- The most valuable 1957 penny ever sold was a nearly perfect MS-67 Red specimen graded and certified by third-party coin authentication firm Professional Coin Grading Service (PCGS) — it crossed the auction block in 2007 for a whopping $12,075!
What Else Happened When 1957 Pennies Were Being Made?
Here are some of the headlines and events that were going on when the 1957 wheat penny was hot off the presses:
- The Soviet Union launched Sputnik-1, which became the first man-made satellite ever sent into orbit and ushered in the start of the Space Race.
- The Little Rock Nine, involving the admission of 9 African American students at formerly all-white Little Rock Central High School in Arkansas, touched off days of riots and violence and became one of the most important events in the 1950s Civil Rights Movement.
- An Asian flu pandemic swept the globe, killing more than 150,000 people around the world and 70,000 in the United States.
- Test pilot John Glenn set a new transcontinental speed record by traversing the United States, from Los Angeles to New York, in 3 hours and 23 minutes. Glenn soon became a NASA astronaut, becoming the first American to orbit the Earth in 1962 aboard the spacecraft known as Friendship 7.
- “American Bandstand,” produced by Dick Clark in Philadelphia, became a nationwide sensation. It aired on TV for more than 30 years.
- Other top TV shows in 1957 included the final season of “I Love Lucy,” “Gunsmoke,” “Perry Mason,” “Leave It To Beaver,” “The Ed Sullivan Show,” and “Father Knows Best.”

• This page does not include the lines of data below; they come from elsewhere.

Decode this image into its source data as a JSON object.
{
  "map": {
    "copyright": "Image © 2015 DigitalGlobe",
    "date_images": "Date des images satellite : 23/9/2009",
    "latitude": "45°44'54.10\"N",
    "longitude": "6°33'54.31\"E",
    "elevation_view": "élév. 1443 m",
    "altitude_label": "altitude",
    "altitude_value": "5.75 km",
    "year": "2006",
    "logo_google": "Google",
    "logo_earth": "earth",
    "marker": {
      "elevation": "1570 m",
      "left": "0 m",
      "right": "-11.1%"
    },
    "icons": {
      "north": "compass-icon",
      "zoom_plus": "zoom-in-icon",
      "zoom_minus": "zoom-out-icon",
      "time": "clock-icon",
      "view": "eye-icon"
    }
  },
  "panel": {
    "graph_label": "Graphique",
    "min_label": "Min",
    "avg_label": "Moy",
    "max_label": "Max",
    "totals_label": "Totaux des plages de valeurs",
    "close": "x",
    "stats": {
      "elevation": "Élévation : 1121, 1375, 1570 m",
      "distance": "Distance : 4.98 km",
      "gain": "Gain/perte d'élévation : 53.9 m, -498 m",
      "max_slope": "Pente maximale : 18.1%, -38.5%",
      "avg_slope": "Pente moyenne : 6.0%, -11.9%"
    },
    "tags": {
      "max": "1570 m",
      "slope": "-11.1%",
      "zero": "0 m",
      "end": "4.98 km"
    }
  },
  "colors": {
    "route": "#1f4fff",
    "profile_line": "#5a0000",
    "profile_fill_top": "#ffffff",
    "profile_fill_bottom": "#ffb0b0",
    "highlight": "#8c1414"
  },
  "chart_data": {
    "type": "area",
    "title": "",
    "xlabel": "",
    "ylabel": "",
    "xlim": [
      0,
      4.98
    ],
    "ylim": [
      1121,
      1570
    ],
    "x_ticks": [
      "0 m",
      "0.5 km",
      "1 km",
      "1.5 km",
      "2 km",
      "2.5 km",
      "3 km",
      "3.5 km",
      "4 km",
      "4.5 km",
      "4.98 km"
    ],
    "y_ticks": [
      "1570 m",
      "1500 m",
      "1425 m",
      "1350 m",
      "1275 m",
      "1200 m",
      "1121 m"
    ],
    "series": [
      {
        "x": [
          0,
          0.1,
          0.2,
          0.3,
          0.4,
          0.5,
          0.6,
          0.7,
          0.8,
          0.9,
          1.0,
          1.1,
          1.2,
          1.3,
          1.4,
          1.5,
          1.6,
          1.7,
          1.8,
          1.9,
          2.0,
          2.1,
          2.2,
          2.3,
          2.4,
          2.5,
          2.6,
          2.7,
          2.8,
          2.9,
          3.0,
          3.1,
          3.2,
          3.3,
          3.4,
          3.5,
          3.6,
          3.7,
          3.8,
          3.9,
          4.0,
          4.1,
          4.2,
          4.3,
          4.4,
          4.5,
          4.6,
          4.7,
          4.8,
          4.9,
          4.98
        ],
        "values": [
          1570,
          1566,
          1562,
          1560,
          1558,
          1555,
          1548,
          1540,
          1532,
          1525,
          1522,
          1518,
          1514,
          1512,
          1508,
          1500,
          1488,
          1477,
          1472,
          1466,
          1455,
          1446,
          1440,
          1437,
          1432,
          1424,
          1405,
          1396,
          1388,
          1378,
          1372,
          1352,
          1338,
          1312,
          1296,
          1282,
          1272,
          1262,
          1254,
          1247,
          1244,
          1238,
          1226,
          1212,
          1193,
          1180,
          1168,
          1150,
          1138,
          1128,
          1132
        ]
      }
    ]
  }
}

- Popular movies in 1957 were 12 Angry Men, The Incredible Shrinking Man, A Face In The Crowd, Paths Of Glory, Sweet Smell Of Success, and Jailhouse Rock.
- The big star in Jailhouse Rock was new music star Elvis Presley, who lit up the radio waves in 1957 with hits such as the titular “Jailhouse Rock” and “Teddy Bear.” Other top songs in 1957 were “That’ll Be The Day” by The Chirping Crickets, “Great Balls Of Fire” by Jerry Lee Lewis, “I Walk The Line” by Johnny Cash, and “Be-Bop Baby” by Ricky Nelson.
More Info About Valuable Old Pennies
- Old Lincoln Cents You Can Still Find In Pocket Change
- 5 Popular Wheat Penny Error Coins
- Old Copper Pennies: Which Ones To Save & What They’re Worth
- 43 Most Valuable Pennies Worth Holding Onto
- Which Old Pennies Are The Most Valuable?
I’m a roller coaster junkie, a weather enthusiast, a frequent traveler, and a numismatist. My love for coins began when I was 11 years old. I primarily collect and study U.S. coins produced during the 20th century. I’m a member of the American Numismatic Association (ANA) and the Numismatic Literary Guild (NLG). I’ve also been studying meteorology and watching weather patterns for years. I enjoy sharing little-known facts and fun stuff about coins, weather, travel, health, food, and living green… on a budget.